- [WHAT YOU SHOULD DO]:
Each record in the material below must be written out again exactly.

- [PROVIDED DATA]:
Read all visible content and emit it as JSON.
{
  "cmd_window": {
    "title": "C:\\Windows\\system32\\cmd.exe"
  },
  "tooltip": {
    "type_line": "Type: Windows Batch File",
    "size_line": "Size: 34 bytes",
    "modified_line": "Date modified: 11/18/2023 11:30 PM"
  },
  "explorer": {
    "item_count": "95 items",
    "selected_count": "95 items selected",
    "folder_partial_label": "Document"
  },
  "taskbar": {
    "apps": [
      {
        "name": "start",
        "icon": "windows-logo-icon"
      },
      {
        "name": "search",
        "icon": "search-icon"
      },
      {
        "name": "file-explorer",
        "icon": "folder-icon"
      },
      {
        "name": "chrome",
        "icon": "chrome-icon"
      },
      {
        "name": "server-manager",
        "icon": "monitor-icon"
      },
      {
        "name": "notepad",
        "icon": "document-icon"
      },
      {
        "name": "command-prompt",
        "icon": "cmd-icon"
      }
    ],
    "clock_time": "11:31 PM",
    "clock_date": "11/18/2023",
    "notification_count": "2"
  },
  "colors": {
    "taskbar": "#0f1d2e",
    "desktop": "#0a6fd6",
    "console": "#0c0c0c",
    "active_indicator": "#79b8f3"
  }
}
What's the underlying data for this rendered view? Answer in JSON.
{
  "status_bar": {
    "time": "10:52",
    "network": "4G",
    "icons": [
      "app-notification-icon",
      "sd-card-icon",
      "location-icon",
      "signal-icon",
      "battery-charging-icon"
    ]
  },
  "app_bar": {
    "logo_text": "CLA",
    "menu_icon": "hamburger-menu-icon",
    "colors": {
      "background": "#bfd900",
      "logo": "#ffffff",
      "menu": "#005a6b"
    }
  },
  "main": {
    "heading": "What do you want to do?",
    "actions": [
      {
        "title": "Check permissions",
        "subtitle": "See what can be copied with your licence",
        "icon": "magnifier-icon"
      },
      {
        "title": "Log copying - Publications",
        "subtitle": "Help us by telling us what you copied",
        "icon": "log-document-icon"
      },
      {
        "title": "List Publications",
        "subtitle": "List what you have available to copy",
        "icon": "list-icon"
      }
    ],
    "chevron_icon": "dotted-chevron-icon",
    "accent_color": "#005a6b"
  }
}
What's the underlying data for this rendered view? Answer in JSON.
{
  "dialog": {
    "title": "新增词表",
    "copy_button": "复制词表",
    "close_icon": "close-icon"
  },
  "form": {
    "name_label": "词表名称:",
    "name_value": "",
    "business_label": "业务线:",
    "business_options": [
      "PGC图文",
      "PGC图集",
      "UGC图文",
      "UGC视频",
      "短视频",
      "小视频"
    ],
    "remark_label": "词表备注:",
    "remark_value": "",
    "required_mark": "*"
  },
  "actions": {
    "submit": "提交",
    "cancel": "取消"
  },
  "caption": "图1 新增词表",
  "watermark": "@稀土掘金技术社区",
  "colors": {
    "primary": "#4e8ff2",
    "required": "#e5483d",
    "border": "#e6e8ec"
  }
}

- [WRITTEN SOLUTION]:
Read all visible content and emit it as JSON.
{
  "cmd_window": {
    "title": "C:\\Windows\\system32\\cmd.exe"
  },
  "tooltip": {
    "type_line": "Type: Windows Batch File",
    "size_line": "Size: 34 bytes",
    "modified_line": "Date modified: 11/18/2023 11:30 PM"
  },
  "explorer": {
    "item_count": "95 items",
    "selected_count": "95 items selected",
    "folder_partial_label": "Document"
  },
  "taskbar": {
    "apps": [
      {
        "name": "start",
        "icon": "windows-logo-icon"
      },
      {
        "name": "search",
        "icon": "search-icon"
      },
      {
        "name": "file-explorer",
        "icon": "folder-icon"
      },
      {
        "name": "chrome",
        "icon": "chrome-icon"
      },
      {
        "name": "server-manager",
        "icon": "monitor-icon"
      },
      {
        "name": "notepad",
        "icon": "document-icon"
      },
      {
        "name": "command-prompt",
        "icon": "cmd-icon"
      }
    ],
    "clock_time": "11:31 PM",
    "clock_date": "11/18/2023",
    "notification_count": "2"
  },
  "colors": {
    "taskbar": "#0f1d2e",
    "desktop": "#0a6fd6",
    "console": "#0c0c0c",
    "active_indicator": "#79b8f3"
  }
}
What's the underlying data for this rendered view? Answer in JSON.
{
  "status_bar": {
    "time": "10:52",
    "network": "4G",
    "icons": [
      "app-notification-icon",
      "sd-card-icon",
      "location-icon",
      "signal-icon",
      "battery-charging-icon"
    ]
  },
  "app_bar": {
    "logo_text": "CLA",
    "menu_icon": "hamburger-menu-icon",
    "colors": {
      "background": "#bfd900",
      "logo": "#ffffff",
      "menu": "#005a6b"
    }
  },
  "main": {
    "heading": "What do you want to do?",
    "actions": [
      {
        "title": "Check permissions",
        "subtitle": "See what can be copied with your licence",
        "icon": "magnifier-icon"
      },
      {
        "title": "Log copying - Publications",
        "subtitle": "Help us by telling us what you copied",
        "icon": "log-document-icon"
      },
      {
        "title": "List Publications",
        "subtitle": "List what you have available to copy",
        "icon": "list-icon"
      }
    ],
    "chevron_icon": "dotted-chevron-icon",
    "accent_color": "#005a6b"
  }
}
What's the underlying data for this rendered view? Answer in JSON.
{
  "dialog": {
    "title": "新增词表",
    "copy_button": "复制词表",
    "close_icon": "close-icon"
  },
  "form": {
    "name_label": "词表名称:",
    "name_value": "",
    "business_label": "业务线:",
    "business_options": [
      "PGC图文",
      "PGC图集",
      "UGC图文",
      "UGC视频",
      "短视频",
      "小视频"
    ],
    "remark_label": "词表备注:",
    "remark_value": "",
    "required_mark": "*"
  },
  "actions": {
    "submit": "提交",
    "cancel": "取消"
  },
  "caption": "图1 新增词表",
  "watermark": "@稀土掘金技术社区",
  "colors": {
    "primary": "#4e8ff2",
    "required": "#e5483d",
    "border": "#e6e8ec"
  }
}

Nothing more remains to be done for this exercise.